■ **Exercise data**:

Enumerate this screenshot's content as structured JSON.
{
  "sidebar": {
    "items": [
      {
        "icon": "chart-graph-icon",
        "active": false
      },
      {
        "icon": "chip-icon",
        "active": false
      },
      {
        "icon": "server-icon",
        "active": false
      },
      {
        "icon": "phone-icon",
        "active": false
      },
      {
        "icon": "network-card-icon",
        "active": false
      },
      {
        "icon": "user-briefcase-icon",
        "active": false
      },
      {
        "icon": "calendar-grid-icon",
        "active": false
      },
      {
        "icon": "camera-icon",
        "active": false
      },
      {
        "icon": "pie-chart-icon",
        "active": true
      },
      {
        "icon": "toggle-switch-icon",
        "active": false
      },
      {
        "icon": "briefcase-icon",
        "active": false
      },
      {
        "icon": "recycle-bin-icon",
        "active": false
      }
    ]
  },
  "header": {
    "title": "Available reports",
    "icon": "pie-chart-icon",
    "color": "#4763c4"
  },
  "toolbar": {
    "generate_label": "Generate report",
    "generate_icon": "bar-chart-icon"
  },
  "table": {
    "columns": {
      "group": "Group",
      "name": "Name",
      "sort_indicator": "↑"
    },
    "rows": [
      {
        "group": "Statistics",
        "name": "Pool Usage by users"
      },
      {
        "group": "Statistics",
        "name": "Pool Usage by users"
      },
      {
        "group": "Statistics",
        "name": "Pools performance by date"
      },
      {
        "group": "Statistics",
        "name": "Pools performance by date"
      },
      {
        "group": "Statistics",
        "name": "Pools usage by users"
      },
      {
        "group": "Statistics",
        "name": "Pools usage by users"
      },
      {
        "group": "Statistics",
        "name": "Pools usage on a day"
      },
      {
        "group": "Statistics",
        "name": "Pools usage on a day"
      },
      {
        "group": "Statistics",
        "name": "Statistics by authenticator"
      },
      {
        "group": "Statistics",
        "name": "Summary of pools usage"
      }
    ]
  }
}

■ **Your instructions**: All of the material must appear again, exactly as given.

■ **Completed task**:
Enumerate this screenshot's content as structured JSON.
{
  "sidebar": {
    "items": [
      {
        "icon": "chart-graph-icon",
        "active": false
      },
      {
        "icon": "chip-icon",
        "active": false
      },
      {
        "icon": "server-icon",
        "active": false
      },
      {
        "icon": "phone-icon",
        "active": false
      },
      {
        "icon": "network-card-icon",
        "active": false
      },
      {
        "icon": "user-briefcase-icon",
        "active": false
      },
      {
        "icon": "calendar-grid-icon",
        "active": false
      },
      {
        "icon": "camera-icon",
        "active": false
      },
      {
        "icon": "pie-chart-icon",
        "active": true
      },
      {
        "icon": "toggle-switch-icon",
        "active": false
      },
      {
        "icon": "briefcase-icon",
        "active": false
      },
      {
        "icon": "recycle-bin-icon",
        "active": false
      }
    ]
  },
  "header": {
    "title": "Available reports",
    "icon": "pie-chart-icon",
    "color": "#4763c4"
  },
  "toolbar": {
    "generate_label": "Generate report",
    "generate_icon": "bar-chart-icon"
  },
  "table": {
    "columns": {
      "group": "Group",
      "name": "Name",
      "sort_indicator": "↑"
    },
    "rows": [
      {
        "group": "Statistics",
        "name": "Pool Usage by users"
      },
      {
        "group": "Statistics",
        "name": "Pool Usage by users"
      },
      {
        "group": "Statistics",
        "name": "Pools performance by date"
      },
      {
        "group": "Statistics",
        "name": "Pools performance by date"
      },
      {
        "group": "Statistics",
        "name": "Pools usage by users"
      },
      {
        "group": "Statistics",
        "name": "Pools usage by users"
      },
      {
        "group": "Statistics",
        "name": "Pools usage on a day"
      },
      {
        "group": "Statistics",
        "name": "Pools usage on a day"
      },
      {
        "group": "Statistics",
        "name": "Statistics by authenticator"
      },
      {
        "group": "Statistics",
        "name": "Summary of pools usage"
      }
    ]
  }
}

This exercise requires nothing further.